Geologic Setting of the Maldives
2004. "Geologic Setting of the Maldives", Seismic Expressions and Interpretation of Carbonate Sequences: The Maldives Platform, Equatorial Indian Ocean, Andrei V. Belopolsky, André W. Droxler
Download citation file:
The atolls of the Maldive archipelago form the central and largest part of the Chagos-Laccadive atoll chain in the equatorial Indian Ocean (Figure 1). The north-south-trending Chagos-Laccadive chain extends from the southwest coast of India to south of the equator and is composed of low-lying coral atolls. The Maldive archipelago consists of 22 large atolls whose sizes range from a few km to tens of km in diameter (Figure 1). The atolls are arranged in clusters separated by deep channels. The shapes of the atolls vary from circular to elongate in map view. Numerous smaller atolls called "faros" are commonly present within the lagoons of the large atolls and, in places, form the rims of the large atolls. The depth of the lagoons ranges from 31 m to 82 m (Purdy and Bertram, 1993) and tends to increase from north to south. Although the archipelago extends for 867 km from north to south, the island area is only 298 km2. Approximately 1200 individual islands exist, but only 200 of them are populated.
In the central part of the archipelago, the large atolls are arranged in two parallel north-south-trending chains separated by the Inner Sea (Figure 3). Several large drowned flat-topped banks — such as Fuad Bank between Horseburgh and Ari atolls, with its top submerged in 250 m of water — complete the "broken" segments of the double chain of atolls (Figure 3). The water depth of the Inner Sea ranges from 200 m to 500 m. The combined width of the platform (atolls and the Inner Sea) locally adds up to 130 km.
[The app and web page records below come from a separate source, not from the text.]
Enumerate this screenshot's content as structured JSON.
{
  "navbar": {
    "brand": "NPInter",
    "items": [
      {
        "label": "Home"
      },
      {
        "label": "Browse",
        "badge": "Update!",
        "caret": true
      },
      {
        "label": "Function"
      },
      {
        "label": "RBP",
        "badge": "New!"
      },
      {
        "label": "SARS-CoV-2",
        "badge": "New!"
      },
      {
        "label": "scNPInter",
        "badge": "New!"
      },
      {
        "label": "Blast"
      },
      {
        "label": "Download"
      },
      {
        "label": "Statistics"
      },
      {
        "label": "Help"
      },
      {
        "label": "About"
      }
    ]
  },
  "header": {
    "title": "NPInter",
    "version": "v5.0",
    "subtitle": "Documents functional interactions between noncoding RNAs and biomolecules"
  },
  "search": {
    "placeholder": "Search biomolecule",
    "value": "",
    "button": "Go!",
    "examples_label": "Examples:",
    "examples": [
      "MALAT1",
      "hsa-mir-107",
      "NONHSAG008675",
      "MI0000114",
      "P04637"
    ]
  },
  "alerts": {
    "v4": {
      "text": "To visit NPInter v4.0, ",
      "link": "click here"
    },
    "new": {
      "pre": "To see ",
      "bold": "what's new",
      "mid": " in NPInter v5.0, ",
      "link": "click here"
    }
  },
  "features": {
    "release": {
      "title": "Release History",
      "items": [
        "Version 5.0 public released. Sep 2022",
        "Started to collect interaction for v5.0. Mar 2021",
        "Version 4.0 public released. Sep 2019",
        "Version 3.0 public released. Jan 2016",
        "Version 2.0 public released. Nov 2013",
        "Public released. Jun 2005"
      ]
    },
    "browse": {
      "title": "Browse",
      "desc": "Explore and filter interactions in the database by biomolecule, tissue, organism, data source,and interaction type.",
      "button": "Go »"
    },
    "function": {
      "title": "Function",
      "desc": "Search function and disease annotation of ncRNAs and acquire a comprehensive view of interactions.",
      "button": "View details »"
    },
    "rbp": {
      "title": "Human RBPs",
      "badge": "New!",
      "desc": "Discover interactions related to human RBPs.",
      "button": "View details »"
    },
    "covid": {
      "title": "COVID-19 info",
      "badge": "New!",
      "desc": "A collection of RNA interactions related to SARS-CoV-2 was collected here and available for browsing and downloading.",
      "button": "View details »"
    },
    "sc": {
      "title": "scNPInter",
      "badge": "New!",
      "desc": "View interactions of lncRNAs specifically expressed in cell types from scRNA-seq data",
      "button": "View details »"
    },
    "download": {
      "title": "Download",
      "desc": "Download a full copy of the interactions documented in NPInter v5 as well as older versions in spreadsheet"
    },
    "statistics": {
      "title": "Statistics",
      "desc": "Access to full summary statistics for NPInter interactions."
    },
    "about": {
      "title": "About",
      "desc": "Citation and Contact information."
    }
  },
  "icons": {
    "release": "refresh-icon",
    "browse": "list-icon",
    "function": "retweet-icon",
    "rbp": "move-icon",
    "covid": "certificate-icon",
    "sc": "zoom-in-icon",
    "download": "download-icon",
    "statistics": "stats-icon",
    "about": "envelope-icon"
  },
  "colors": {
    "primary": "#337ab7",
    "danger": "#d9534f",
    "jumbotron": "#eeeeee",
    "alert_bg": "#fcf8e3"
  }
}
Figures & Tables
Seismic Expressions and Interpretation of Carbonate Sequences: The Maldives Platform, Equatorial Indian Ocean
Shallow-water carbonate sediments deposited in tropical and subtropical settings form thick and spatially extensive accumulations referred to as “carbonate platforms.” Carbonate platforms typically have life spans of millions of tens of milliions of years, and their birth, growth, and demise are governed by a combination of factors such as tectonics, eustasy, environmental conditions, and climate. Carbonate platforms contain an archive of variations of these factors through time in its sedimentary record. These changes can then be extracted from this record, providing insight into our understanding of sedimentary processes and enhancing our knowledge of earth’s history. This study examines the stratigraphy and evolution of the Maldives isolated carbonate platform, in the equatorial Indian Ocean. The Maldives platform is unique because of its enormous size (800 x 130 km). It is the second-largest modern isolated carbonate platform (after the Bahamas). Established in the early Eocene and now more than 3 km thick, the platform contains a sedimentary record which spans more than 50 million years. This study is based on interpretation of the regional 2-D seismic data set and data from one deep exploration well that resulted from Royal Dutch/Shell during its exploration campaign in 1989-1991. The excellent quality and the vast volume (6000km of seismic data) allowed the authors to conduct a detailed study of the Maldives platform.